Encryption Has Foiled Wiretaps for First Time Ever, Feds Say
For the first time, encryption is thwarting government surveillance efforts through court-approved wiretaps, U.S. officials said today.
The disclosure, buried in a report by the U.S. agency that oversees federal courts, also showed that authorities armed with wiretap orders are encountering more encryption than before.
The revelation comes as encryption has come front and center in the wake of the NSA Spygate scandal, and as Americans consider looking for effective ways to scramble their communications from the government’s prying eyes.
According to today’s report from the U.S. Administrative Office of the Courts:
Encryption was reported for 15 wiretaps in 2012 and for 7 wiretaps conducted during previous years.
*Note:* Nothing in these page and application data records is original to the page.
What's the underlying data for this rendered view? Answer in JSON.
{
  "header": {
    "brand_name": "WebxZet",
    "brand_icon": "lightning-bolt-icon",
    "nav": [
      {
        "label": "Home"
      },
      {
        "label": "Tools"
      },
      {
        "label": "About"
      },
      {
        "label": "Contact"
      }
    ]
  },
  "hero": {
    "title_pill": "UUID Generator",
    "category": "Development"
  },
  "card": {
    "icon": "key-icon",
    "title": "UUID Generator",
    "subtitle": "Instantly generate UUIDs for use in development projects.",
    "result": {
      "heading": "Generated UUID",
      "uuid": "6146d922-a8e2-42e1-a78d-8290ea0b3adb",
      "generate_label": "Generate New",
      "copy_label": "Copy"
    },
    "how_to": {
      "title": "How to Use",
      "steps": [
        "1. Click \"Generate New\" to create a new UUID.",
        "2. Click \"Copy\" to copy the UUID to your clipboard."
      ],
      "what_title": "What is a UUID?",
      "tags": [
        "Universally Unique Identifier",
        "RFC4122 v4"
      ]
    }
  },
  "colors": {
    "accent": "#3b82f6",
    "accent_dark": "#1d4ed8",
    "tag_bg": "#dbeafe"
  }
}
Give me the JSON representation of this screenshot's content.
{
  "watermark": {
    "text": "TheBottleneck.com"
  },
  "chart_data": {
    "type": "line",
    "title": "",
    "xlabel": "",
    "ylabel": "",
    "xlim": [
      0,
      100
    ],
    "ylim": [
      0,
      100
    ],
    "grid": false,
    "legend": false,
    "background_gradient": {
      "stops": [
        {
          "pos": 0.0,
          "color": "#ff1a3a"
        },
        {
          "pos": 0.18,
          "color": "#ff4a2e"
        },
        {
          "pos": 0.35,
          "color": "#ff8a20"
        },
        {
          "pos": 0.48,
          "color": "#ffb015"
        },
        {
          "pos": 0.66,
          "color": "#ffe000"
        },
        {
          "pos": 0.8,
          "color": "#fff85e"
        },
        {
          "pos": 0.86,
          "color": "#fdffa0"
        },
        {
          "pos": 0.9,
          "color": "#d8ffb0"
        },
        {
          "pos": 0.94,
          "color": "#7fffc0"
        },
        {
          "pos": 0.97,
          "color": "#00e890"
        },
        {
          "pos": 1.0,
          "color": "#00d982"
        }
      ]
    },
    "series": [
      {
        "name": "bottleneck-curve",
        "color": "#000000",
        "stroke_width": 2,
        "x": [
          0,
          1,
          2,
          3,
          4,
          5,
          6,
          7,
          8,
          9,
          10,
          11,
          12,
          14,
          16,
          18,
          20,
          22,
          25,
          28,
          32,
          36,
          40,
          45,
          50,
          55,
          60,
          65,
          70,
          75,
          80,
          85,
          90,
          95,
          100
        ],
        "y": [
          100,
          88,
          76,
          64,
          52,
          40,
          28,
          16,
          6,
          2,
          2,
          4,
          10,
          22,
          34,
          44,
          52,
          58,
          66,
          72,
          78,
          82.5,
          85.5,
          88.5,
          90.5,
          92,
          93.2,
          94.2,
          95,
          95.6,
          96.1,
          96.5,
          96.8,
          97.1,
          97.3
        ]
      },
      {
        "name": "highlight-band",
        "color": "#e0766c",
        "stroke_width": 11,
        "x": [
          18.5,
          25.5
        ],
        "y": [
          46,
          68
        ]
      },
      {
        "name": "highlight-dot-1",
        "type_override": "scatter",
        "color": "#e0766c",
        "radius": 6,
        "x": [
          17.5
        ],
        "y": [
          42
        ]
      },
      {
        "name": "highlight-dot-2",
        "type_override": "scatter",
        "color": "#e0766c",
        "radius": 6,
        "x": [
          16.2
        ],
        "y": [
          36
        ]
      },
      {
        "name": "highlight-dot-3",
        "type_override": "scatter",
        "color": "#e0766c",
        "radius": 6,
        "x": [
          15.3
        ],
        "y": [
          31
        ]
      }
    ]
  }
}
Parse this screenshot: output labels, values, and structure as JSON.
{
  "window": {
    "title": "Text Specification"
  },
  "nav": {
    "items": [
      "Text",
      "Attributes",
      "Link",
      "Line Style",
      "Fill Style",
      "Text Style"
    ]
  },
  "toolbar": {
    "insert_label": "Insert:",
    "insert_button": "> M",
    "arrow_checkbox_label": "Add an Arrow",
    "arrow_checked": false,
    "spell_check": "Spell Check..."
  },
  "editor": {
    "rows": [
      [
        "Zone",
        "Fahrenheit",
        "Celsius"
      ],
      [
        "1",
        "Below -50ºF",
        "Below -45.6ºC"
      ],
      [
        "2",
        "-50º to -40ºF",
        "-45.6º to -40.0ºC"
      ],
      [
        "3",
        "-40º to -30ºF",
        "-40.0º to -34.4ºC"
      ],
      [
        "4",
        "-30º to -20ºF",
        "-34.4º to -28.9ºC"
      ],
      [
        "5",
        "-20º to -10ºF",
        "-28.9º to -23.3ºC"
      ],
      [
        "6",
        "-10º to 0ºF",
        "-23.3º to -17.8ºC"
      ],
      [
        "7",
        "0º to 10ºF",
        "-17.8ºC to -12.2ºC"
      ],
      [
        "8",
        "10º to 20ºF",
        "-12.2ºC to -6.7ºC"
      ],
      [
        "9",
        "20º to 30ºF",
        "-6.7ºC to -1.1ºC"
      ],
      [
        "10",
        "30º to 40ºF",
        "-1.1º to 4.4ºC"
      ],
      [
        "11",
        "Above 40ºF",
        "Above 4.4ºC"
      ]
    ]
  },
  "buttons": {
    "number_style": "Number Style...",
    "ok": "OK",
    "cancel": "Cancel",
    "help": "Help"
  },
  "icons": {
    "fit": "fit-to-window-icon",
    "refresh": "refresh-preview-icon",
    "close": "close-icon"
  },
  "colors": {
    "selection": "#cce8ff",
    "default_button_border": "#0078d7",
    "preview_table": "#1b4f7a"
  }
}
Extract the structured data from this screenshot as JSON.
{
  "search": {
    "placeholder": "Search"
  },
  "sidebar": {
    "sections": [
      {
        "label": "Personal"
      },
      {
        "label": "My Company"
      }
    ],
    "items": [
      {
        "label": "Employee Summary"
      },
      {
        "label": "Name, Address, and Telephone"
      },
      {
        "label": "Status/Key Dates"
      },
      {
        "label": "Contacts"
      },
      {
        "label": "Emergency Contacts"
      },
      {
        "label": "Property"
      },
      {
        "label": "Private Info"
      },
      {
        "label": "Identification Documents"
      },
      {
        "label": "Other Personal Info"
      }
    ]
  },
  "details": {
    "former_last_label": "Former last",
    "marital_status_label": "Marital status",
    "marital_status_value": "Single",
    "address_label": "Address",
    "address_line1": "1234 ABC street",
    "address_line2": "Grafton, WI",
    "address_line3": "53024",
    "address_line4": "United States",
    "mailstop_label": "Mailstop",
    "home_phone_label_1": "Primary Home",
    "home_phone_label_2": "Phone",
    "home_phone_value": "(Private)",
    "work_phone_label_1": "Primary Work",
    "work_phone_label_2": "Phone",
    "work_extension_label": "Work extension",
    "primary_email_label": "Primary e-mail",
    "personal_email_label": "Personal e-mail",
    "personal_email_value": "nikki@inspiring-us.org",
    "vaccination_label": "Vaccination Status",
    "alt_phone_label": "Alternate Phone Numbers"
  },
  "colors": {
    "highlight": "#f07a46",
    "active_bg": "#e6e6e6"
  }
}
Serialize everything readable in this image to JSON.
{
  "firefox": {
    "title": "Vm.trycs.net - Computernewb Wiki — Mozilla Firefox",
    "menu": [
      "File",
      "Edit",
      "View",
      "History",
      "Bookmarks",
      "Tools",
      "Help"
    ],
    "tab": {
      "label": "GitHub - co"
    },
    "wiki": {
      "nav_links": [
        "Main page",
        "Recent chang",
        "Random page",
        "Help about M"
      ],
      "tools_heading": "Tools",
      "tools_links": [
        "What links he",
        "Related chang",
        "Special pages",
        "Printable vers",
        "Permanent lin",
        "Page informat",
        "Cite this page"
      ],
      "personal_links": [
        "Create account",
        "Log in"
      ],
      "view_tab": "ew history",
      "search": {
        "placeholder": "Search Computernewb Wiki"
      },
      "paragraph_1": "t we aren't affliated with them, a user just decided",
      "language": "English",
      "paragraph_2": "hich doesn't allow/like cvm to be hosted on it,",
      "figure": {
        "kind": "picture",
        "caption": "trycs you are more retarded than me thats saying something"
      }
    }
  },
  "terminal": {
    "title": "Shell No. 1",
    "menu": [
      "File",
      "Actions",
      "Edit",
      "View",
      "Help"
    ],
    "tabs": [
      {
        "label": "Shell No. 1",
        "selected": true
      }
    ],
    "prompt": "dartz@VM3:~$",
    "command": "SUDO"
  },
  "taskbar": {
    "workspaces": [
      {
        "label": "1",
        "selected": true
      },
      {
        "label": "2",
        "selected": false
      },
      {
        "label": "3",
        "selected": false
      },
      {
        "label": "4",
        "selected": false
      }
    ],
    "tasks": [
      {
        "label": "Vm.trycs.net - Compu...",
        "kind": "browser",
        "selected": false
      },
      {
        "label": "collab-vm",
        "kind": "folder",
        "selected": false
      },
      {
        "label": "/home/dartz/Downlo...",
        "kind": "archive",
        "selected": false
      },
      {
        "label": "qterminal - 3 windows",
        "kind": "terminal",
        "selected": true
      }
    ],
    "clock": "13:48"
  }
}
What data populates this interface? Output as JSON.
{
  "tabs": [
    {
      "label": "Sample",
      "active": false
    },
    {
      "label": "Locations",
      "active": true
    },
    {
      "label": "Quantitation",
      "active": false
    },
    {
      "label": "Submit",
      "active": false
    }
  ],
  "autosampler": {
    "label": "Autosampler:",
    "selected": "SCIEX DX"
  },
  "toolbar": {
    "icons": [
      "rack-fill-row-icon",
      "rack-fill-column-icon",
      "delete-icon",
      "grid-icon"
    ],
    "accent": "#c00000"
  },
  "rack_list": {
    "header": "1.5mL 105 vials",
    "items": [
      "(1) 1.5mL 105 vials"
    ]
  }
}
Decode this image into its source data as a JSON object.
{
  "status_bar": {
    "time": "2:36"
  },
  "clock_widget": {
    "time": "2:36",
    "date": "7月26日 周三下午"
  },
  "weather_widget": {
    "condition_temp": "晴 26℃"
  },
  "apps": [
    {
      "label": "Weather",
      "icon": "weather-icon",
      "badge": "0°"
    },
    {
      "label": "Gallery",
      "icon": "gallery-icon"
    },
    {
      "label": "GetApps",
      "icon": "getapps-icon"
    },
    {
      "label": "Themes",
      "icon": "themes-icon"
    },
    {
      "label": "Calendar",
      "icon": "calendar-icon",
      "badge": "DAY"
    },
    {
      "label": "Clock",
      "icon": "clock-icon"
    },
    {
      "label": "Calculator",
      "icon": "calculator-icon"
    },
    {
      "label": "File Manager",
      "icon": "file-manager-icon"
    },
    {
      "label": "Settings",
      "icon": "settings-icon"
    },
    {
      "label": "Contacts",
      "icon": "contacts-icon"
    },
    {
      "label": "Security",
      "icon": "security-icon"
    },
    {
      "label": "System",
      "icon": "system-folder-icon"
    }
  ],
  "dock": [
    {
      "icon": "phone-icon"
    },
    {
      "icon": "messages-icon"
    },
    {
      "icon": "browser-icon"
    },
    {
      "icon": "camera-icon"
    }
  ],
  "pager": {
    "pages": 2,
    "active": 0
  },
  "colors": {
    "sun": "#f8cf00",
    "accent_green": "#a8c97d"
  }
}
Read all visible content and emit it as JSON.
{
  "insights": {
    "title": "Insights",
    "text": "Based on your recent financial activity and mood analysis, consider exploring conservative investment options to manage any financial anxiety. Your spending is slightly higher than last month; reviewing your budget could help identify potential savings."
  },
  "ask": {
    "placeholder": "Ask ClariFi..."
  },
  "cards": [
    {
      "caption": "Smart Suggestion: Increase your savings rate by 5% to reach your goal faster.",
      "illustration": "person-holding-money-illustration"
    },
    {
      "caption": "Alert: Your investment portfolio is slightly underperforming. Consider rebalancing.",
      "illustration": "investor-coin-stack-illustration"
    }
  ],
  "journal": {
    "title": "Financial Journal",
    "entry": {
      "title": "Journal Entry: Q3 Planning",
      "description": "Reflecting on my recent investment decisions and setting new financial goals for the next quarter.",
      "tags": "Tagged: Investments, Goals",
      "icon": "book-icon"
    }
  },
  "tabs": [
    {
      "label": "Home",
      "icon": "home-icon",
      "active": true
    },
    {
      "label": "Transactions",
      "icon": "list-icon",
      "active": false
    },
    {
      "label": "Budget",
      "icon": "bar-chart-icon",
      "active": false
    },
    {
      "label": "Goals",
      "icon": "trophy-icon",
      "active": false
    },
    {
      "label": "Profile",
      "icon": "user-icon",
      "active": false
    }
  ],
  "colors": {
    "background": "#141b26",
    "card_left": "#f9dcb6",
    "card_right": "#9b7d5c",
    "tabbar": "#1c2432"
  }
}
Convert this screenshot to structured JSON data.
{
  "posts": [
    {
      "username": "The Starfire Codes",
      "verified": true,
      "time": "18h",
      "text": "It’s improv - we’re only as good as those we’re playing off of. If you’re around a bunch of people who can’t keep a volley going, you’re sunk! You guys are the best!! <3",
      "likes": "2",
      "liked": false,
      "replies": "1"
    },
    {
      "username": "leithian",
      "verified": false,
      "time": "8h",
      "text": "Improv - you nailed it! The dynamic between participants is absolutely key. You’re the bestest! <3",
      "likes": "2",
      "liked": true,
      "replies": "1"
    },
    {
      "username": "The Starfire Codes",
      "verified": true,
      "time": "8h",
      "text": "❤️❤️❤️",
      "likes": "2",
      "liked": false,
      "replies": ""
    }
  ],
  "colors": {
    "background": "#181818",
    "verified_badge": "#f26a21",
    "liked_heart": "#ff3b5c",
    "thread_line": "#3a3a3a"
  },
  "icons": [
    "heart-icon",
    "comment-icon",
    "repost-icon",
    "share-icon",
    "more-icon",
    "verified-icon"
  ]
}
In four of these wiretaps, officials were unable to decipher the plain text of the messages. This is the first time that jurisdictions have reported that encryption prevented officials from obtaining the plain text of the communications since the AO began collecting encryption data in 2001.